Imagining Angkor: Politics, Myths, and Archaeology
Speaker: Prof. Miriam Stark (Department of Anthropology, University of Hawaiʻi at Mānoa)
Time: 4:00 - 6:00 pm, 14th October, 2016 (Friday)
Venue: Lecture Theatre (L1), Institute of Chinese Studies, CUHK
Text: Sarah Chong (Research Assistant)
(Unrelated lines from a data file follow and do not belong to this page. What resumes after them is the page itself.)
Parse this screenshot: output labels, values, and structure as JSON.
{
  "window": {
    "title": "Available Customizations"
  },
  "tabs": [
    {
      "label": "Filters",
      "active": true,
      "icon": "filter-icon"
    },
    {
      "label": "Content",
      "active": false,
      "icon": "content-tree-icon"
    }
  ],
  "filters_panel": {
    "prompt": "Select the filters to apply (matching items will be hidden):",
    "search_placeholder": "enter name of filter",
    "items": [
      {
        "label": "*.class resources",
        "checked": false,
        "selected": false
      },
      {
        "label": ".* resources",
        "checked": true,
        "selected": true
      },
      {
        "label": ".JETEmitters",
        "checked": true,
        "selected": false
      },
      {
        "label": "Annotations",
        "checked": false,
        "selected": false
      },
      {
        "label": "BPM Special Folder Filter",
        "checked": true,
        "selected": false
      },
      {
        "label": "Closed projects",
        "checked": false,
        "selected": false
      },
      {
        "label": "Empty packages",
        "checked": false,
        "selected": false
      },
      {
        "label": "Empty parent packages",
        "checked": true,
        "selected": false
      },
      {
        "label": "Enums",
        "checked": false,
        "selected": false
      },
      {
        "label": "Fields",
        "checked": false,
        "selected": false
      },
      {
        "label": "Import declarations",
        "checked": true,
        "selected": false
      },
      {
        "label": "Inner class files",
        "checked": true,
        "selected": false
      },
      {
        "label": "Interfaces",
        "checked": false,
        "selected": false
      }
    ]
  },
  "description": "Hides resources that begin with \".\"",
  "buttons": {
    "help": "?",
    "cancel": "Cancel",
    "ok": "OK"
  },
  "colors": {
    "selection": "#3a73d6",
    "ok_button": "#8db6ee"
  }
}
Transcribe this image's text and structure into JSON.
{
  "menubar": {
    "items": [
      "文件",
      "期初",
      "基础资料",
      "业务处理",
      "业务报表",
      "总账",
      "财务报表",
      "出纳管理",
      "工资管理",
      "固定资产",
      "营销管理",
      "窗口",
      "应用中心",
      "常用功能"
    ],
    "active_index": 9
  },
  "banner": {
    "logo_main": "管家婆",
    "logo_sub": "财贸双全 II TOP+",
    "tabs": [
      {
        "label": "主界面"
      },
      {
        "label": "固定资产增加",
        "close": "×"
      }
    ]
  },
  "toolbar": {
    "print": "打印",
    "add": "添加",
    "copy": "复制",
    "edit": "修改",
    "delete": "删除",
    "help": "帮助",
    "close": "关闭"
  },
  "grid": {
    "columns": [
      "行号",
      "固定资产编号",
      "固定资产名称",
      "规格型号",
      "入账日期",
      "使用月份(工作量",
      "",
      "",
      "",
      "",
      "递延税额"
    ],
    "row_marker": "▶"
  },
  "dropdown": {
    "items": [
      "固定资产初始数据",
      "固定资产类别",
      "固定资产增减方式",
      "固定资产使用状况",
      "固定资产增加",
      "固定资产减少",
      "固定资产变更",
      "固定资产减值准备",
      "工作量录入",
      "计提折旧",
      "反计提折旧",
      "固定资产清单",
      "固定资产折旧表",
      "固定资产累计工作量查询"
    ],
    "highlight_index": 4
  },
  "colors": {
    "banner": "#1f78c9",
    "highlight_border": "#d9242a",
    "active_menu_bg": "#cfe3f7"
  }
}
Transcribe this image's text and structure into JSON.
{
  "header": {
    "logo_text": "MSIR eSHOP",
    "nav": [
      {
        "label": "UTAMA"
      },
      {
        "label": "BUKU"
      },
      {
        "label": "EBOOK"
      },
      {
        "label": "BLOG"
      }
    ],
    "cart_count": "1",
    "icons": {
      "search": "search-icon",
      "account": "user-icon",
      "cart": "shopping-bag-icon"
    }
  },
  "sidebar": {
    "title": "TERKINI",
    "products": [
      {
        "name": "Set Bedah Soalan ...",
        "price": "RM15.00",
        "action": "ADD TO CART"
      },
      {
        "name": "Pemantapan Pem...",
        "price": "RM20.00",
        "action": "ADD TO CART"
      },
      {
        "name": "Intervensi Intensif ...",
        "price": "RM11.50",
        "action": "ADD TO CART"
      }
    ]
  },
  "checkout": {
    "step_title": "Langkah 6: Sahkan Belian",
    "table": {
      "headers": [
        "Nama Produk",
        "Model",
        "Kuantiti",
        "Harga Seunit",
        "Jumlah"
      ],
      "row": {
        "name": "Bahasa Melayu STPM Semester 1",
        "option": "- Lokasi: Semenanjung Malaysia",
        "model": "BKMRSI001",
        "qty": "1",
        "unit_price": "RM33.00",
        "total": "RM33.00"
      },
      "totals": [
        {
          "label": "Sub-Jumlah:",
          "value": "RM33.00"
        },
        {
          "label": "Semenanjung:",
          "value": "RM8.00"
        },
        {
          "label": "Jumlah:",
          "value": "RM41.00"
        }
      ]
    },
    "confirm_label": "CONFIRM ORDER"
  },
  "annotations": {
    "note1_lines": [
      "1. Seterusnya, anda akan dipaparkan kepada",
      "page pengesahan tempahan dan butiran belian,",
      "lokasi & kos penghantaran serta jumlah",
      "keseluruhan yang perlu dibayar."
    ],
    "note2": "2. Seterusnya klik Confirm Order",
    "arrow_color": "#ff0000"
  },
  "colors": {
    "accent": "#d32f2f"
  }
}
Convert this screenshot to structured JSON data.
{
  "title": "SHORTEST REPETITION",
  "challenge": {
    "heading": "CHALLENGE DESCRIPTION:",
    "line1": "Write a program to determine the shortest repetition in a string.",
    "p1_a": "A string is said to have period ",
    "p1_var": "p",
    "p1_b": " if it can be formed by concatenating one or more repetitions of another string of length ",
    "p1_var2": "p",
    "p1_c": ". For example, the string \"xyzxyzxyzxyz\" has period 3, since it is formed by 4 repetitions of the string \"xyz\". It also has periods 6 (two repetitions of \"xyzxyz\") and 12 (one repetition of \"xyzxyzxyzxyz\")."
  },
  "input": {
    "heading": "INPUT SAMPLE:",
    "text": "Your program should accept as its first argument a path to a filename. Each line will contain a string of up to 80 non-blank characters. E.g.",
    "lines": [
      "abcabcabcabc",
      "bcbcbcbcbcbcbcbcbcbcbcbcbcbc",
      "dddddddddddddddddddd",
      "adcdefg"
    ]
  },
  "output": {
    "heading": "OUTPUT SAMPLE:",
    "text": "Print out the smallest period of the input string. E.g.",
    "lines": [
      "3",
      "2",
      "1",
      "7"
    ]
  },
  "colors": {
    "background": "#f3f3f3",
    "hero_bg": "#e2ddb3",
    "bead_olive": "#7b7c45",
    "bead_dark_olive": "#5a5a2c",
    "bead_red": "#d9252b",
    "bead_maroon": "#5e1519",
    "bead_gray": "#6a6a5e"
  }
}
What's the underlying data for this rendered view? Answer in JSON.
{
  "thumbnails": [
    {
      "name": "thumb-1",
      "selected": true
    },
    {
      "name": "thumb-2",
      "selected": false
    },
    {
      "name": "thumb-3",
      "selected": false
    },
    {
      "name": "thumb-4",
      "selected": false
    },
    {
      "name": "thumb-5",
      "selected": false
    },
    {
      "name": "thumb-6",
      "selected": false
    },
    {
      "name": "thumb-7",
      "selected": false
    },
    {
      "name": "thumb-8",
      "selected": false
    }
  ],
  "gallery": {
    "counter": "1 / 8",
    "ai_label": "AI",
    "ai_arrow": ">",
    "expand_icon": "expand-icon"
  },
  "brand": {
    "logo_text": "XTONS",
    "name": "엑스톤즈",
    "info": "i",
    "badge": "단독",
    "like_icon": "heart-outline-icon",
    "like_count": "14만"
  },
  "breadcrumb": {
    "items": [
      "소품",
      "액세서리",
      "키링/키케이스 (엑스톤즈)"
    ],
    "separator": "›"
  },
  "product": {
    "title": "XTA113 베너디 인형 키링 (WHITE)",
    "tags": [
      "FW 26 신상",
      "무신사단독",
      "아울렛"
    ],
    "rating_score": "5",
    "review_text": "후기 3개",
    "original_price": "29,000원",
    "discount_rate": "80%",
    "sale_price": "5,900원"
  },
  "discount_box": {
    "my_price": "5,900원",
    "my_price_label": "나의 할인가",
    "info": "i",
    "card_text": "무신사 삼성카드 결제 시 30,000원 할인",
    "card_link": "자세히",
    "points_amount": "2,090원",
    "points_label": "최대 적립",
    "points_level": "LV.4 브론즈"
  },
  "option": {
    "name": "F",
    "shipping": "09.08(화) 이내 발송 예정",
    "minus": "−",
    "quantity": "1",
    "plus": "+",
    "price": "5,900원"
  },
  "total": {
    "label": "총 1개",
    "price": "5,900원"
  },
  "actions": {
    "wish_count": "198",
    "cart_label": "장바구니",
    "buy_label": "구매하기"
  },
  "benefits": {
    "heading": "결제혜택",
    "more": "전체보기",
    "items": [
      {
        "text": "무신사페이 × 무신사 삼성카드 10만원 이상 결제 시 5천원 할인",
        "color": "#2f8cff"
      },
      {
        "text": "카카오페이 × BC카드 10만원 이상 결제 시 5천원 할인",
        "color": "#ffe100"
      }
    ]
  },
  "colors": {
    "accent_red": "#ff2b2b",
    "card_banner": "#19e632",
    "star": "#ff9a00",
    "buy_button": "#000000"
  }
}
Angkor, as the capital city of the Khmer Empire for several centuries, has been mysterious and alluring in the eyes of many people. On 14th October 2016, our department and the Centre for Cultural Heritage Studies invited Prof. Miriam Stark from the Department of Anthropology, University of Hawaiʻi at Mānoa to give a public lecture on Angkor, helping to unveil the mystery of this place. The public lecture was co-organized by the Institute of Chinese Studies, Chiang Ching-kuo Asia-Pacific Centre for Chinese Studies, and the École française d'Extrême-Orient (EFEO). The history of Khmer Empire and Angkor, dating back to the 9th century all the way to the 15th century, have been the study interest of scholars of different fields. Prof. Stark adopted a historical approach to present her arguments and highlighted the importance of Angkor as a cultural heritage. Three major topics—politics, myths and archaeology—were discussed in the talk.
|Prof. Miriam Stark giving the public lecture
Angkor is “intrinsically political”, as Prof. Stark described. It has been regarded as a representation of the entire country. Angkor Wat was always the key element on the national flags of Cambodia in different regime—from the flag of the French Protectorate of Cambodia starting from the Mid-19th century, to the flag of the Kingdom of Cambodia between 1950 and 1970 and the flag of the Democratic Kampuchea (the period of the Khmer Rouge). Prof. Stark emphasized that even today Angkor Wat has an important role to play not only in the national flag of Cambodia, but also in people’s everyday life. For instance, the image of Angkor Wat as well as the slogan “My Country, My Beer” can be found on the packaging of one of the most popular beer brands in Cambodia.
The myths of Angkor have also framed the ways people view the past of Cambodia. In her talk, Prof. Stark discussed how Angkor has been imagined or interpreted by different groups of people. The European, as the outsiders, tend to portray Angkor with the image of Angkor Wat. The Musée Guimet in Paris has significant collections of the Pre-Angkorian and Angkorian artifacts and the replicas of Cambodian ancient temples’ fabrics. The Khmer, as the insiders, link up Angkor with different symbolic meanings. For the locals, Angkor is the key of their national identity and the sacred place of religion. Even when the Cambodian people moved to the refugee camp in Philippine during the Khmer Rouge regime, they built the model of Angkor Wat there, reflecting the importance of Angkor to them. Angkor, being a basic component of the Khmer identity, has significant influence on how people define Cambodia as well as how the Cambodian define their nation state.
“If you want to understand Angkor, you must do archaeology,” Prof. Stark said. Prof. Stark emphasized how archaeology plays its role in reconstructing the picture of Angkor. Archaeological research helps to reveal the history of Cambodia from the early historic period (500 BCE), to the Pre-Angkorian period (500 CE), as well as the Angkorian period (1000 CE) and the collapse of Angkor (1500 CE). Prof. Stark also talked about the Greater Angkor Project III, which is a collaboration of various institutes. The project sheds light on the Angkorian urbanism in different periods. Prof. Stark shared her experience of participating in the project, with a special focus on the archaeological research on people’s lives in the past, including their residential pattern, where they lived and how they used the space.
People from different countries are doing archaeological research in Cambodia now. Prof. Stark pointed out that development is an opportunity for the country but at the same time a very big challenge to Cambodia’s archaeological record. Fortunately, the Ministry of Environment and other stakeholders have been working together to ensure the protection of heritage and the continuous development of economy.